### To do:
Set down all of the entries exactly, leaving nothing out.

### Records to use:
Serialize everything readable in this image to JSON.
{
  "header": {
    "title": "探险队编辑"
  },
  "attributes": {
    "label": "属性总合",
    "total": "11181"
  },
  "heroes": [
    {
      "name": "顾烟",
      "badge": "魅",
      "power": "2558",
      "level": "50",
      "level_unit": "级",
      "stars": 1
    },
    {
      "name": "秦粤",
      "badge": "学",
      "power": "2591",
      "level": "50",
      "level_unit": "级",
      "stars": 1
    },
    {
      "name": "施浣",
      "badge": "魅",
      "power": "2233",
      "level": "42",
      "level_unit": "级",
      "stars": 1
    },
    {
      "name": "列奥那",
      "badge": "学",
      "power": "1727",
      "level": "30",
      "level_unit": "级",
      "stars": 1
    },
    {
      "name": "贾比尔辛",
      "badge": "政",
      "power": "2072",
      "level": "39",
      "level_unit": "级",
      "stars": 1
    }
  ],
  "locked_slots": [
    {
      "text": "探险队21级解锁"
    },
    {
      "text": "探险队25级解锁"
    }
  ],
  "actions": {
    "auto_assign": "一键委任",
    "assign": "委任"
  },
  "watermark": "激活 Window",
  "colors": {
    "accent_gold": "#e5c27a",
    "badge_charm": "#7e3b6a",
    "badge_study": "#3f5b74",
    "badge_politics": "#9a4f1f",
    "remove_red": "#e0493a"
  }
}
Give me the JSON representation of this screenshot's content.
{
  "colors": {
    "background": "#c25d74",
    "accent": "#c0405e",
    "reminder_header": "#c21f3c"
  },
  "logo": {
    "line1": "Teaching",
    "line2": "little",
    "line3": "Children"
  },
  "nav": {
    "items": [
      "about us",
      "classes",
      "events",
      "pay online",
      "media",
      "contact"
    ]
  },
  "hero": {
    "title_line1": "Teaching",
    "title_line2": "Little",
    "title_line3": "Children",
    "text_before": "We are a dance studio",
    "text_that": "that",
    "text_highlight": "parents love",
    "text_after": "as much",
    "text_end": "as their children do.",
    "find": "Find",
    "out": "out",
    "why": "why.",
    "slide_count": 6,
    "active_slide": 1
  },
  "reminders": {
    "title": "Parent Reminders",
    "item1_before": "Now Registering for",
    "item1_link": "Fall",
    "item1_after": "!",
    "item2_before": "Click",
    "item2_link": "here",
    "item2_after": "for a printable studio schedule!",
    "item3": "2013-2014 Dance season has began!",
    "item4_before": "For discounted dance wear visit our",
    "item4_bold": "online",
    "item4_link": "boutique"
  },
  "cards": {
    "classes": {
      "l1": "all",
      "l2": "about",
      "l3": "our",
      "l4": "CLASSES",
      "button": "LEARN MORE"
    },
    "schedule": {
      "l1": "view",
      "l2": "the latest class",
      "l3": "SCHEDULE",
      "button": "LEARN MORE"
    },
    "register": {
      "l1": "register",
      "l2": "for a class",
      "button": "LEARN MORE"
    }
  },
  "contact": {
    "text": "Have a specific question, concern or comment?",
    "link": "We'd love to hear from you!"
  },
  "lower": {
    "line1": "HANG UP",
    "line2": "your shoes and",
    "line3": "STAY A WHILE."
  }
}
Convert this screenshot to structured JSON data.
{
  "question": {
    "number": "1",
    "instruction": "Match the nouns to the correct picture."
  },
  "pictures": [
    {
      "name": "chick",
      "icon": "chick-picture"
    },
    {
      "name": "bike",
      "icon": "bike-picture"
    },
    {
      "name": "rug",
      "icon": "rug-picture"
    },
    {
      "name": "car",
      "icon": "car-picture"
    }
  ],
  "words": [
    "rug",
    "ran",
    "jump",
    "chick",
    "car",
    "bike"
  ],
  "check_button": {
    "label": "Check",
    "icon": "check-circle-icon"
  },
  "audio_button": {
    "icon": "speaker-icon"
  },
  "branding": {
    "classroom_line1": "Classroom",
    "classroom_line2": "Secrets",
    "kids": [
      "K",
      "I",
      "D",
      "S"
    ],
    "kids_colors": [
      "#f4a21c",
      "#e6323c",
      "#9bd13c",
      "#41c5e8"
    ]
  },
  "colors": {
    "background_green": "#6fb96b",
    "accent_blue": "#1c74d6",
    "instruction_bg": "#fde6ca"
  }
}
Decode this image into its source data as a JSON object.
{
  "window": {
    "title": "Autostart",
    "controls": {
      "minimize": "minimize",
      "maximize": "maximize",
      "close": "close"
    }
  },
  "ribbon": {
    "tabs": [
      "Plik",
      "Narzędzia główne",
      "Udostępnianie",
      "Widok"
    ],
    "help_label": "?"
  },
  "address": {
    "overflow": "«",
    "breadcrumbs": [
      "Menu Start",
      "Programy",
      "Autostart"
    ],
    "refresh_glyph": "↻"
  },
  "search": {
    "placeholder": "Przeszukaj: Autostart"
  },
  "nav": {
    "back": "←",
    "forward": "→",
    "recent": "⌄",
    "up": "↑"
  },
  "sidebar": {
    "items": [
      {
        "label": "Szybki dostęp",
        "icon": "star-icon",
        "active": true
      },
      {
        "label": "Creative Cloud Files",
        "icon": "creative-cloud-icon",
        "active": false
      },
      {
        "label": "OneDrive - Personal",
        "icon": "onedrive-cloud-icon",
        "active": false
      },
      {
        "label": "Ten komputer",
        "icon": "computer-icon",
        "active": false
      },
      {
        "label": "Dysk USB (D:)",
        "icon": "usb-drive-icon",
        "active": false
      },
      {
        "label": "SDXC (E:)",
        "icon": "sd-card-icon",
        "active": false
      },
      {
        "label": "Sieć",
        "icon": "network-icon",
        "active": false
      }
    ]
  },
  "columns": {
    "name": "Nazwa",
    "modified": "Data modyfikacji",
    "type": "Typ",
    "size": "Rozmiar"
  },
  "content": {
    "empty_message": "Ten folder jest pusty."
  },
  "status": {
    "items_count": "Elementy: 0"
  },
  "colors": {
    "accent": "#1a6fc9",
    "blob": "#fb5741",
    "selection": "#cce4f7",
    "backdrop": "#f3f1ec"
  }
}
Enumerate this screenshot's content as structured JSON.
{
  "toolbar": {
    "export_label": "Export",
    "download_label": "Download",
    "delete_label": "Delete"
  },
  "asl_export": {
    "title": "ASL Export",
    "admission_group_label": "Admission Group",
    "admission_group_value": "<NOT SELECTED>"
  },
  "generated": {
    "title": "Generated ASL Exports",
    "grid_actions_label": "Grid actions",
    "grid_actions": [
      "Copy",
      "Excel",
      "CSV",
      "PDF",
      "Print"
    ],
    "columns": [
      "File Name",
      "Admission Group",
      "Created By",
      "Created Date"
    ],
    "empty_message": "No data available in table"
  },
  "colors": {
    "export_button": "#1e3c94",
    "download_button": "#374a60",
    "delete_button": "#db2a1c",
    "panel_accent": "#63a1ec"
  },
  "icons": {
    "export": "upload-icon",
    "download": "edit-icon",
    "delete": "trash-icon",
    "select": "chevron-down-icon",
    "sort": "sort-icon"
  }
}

### Solution for this problem:
Serialize everything readable in this image to JSON.
{
  "header": {
    "title": "探险队编辑"
  },
  "attributes": {
    "label": "属性总合",
    "total": "11181"
  },
  "heroes": [
    {
      "name": "顾烟",
      "badge": "魅",
      "power": "2558",
      "level": "50",
      "level_unit": "级",
      "stars": 1
    },
    {
      "name": "秦粤",
      "badge": "学",
      "power": "2591",
      "level": "50",
      "level_unit": "级",
      "stars": 1
    },
    {
      "name": "施浣",
      "badge": "魅",
      "power": "2233",
      "level": "42",
      "level_unit": "级",
      "stars": 1
    },
    {
      "name": "列奥那",
      "badge": "学",
      "power": "1727",
      "level": "30",
      "level_unit": "级",
      "stars": 1
    },
    {
      "name": "贾比尔辛",
      "badge": "政",
      "power": "2072",
      "level": "39",
      "level_unit": "级",
      "stars": 1
    }
  ],
  "locked_slots": [
    {
      "text": "探险队21级解锁"
    },
    {
      "text": "探险队25级解锁"
    }
  ],
  "actions": {
    "auto_assign": "一键委任",
    "assign": "委任"
  },
  "watermark": "激活 Window",
  "colors": {
    "accent_gold": "#e5c27a",
    "badge_charm": "#7e3b6a",
    "badge_study": "#3f5b74",
    "badge_politics": "#9a4f1f",
    "remove_red": "#e0493a"
  }
}
Give me the JSON representation of this screenshot's content.
{
  "colors": {
    "background": "#c25d74",
    "accent": "#c0405e",
    "reminder_header": "#c21f3c"
  },
  "logo": {
    "line1": "Teaching",
    "line2": "little",
    "line3": "Children"
  },
  "nav": {
    "items": [
      "about us",
      "classes",
      "events",
      "pay online",
      "media",
      "contact"
    ]
  },
  "hero": {
    "title_line1": "Teaching",
    "title_line2": "Little",
    "title_line3": "Children",
    "text_before": "We are a dance studio",
    "text_that": "that",
    "text_highlight": "parents love",
    "text_after": "as much",
    "text_end": "as their children do.",
    "find": "Find",
    "out": "out",
    "why": "why.",
    "slide_count": 6,
    "active_slide": 1
  },
  "reminders": {
    "title": "Parent Reminders",
    "item1_before": "Now Registering for",
    "item1_link": "Fall",
    "item1_after": "!",
    "item2_before": "Click",
    "item2_link": "here",
    "item2_after": "for a printable studio schedule!",
    "item3": "2013-2014 Dance season has began!",
    "item4_before": "For discounted dance wear visit our",
    "item4_bold": "online",
    "item4_link": "boutique"
  },
  "cards": {
    "classes": {
      "l1": "all",
      "l2": "about",
      "l3": "our",
      "l4": "CLASSES",
      "button": "LEARN MORE"
    },
    "schedule": {
      "l1": "view",
      "l2": "the latest class",
      "l3": "SCHEDULE",
      "button": "LEARN MORE"
    },
    "register": {
      "l1": "register",
      "l2": "for a class",
      "button": "LEARN MORE"
    }
  },
  "contact": {
    "text": "Have a specific question, concern or comment?",
    "link": "We'd love to hear from you!"
  },
  "lower": {
    "line1": "HANG UP",
    "line2": "your shoes and",
    "line3": "STAY A WHILE."
  }
}
Convert this screenshot to structured JSON data.
{
  "question": {
    "number": "1",
    "instruction": "Match the nouns to the correct picture."
  },
  "pictures": [
    {
      "name": "chick",
      "icon": "chick-picture"
    },
    {
      "name": "bike",
      "icon": "bike-picture"
    },
    {
      "name": "rug",
      "icon": "rug-picture"
    },
    {
      "name": "car",
      "icon": "car-picture"
    }
  ],
  "words": [
    "rug",
    "ran",
    "jump",
    "chick",
    "car",
    "bike"
  ],
  "check_button": {
    "label": "Check",
    "icon": "check-circle-icon"
  },
  "audio_button": {
    "icon": "speaker-icon"
  },
  "branding": {
    "classroom_line1": "Classroom",
    "classroom_line2": "Secrets",
    "kids": [
      "K",
      "I",
      "D",
      "S"
    ],
    "kids_colors": [
      "#f4a21c",
      "#e6323c",
      "#9bd13c",
      "#41c5e8"
    ]
  },
  "colors": {
    "background_green": "#6fb96b",
    "accent_blue": "#1c74d6",
    "instruction_bg": "#fde6ca"
  }
}
Decode this image into its source data as a JSON object.
{
  "window": {
    "title": "Autostart",
    "controls": {
      "minimize": "minimize",
      "maximize": "maximize",
      "close": "close"
    }
  },
  "ribbon": {
    "tabs": [
      "Plik",
      "Narzędzia główne",
      "Udostępnianie",
      "Widok"
    ],
    "help_label": "?"
  },
  "address": {
    "overflow": "«",
    "breadcrumbs": [
      "Menu Start",
      "Programy",
      "Autostart"
    ],
    "refresh_glyph": "↻"
  },
  "search": {
    "placeholder": "Przeszukaj: Autostart"
  },
  "nav": {
    "back": "←",
    "forward": "→",
    "recent": "⌄",
    "up": "↑"
  },
  "sidebar": {
    "items": [
      {
        "label": "Szybki dostęp",
        "icon": "star-icon",
        "active": true
      },
      {
        "label": "Creative Cloud Files",
        "icon": "creative-cloud-icon",
        "active": false
      },
      {
        "label": "OneDrive - Personal",
        "icon": "onedrive-cloud-icon",
        "active": false
      },
      {
        "label": "Ten komputer",
        "icon": "computer-icon",
        "active": false
      },
      {
        "label": "Dysk USB (D:)",
        "icon": "usb-drive-icon",
        "active": false
      },
      {
        "label": "SDXC (E:)",
        "icon": "sd-card-icon",
        "active": false
      },
      {
        "label": "Sieć",
        "icon": "network-icon",
        "active": false
      }
    ]
  },
  "columns": {
    "name": "Nazwa",
    "modified": "Data modyfikacji",
    "type": "Typ",
    "size": "Rozmiar"
  },
  "content": {
    "empty_message": "Ten folder jest pusty."
  },
  "status": {
    "items_count": "Elementy: 0"
  },
  "colors": {
    "accent": "#1a6fc9",
    "blob": "#fb5741",
    "selection": "#cce4f7",
    "backdrop": "#f3f1ec"
  }
}
Enumerate this screenshot's content as structured JSON.
{
  "toolbar": {
    "export_label": "Export",
    "download_label": "Download",
    "delete_label": "Delete"
  },
  "asl_export": {
    "title": "ASL Export",
    "admission_group_label": "Admission Group",
    "admission_group_value": "<NOT SELECTED>"
  },
  "generated": {
    "title": "Generated ASL Exports",
    "grid_actions_label": "Grid actions",
    "grid_actions": [
      "Copy",
      "Excel",
      "CSV",
      "PDF",
      "Print"
    ],
    "columns": [
      "File Name",
      "Admission Group",
      "Created By",
      "Created Date"
    ],
    "empty_message": "No data available in table"
  },
  "colors": {
    "export_button": "#1e3c94",
    "download_button": "#374a60",
    "delete_button": "#db2a1c",
    "panel_accent": "#63a1ec"
  },
  "icons": {
    "export": "upload-icon",
    "download": "edit-icon",
    "delete": "trash-icon",
    "select": "chevron-down-icon",
    "sort": "sort-icon"
  }
}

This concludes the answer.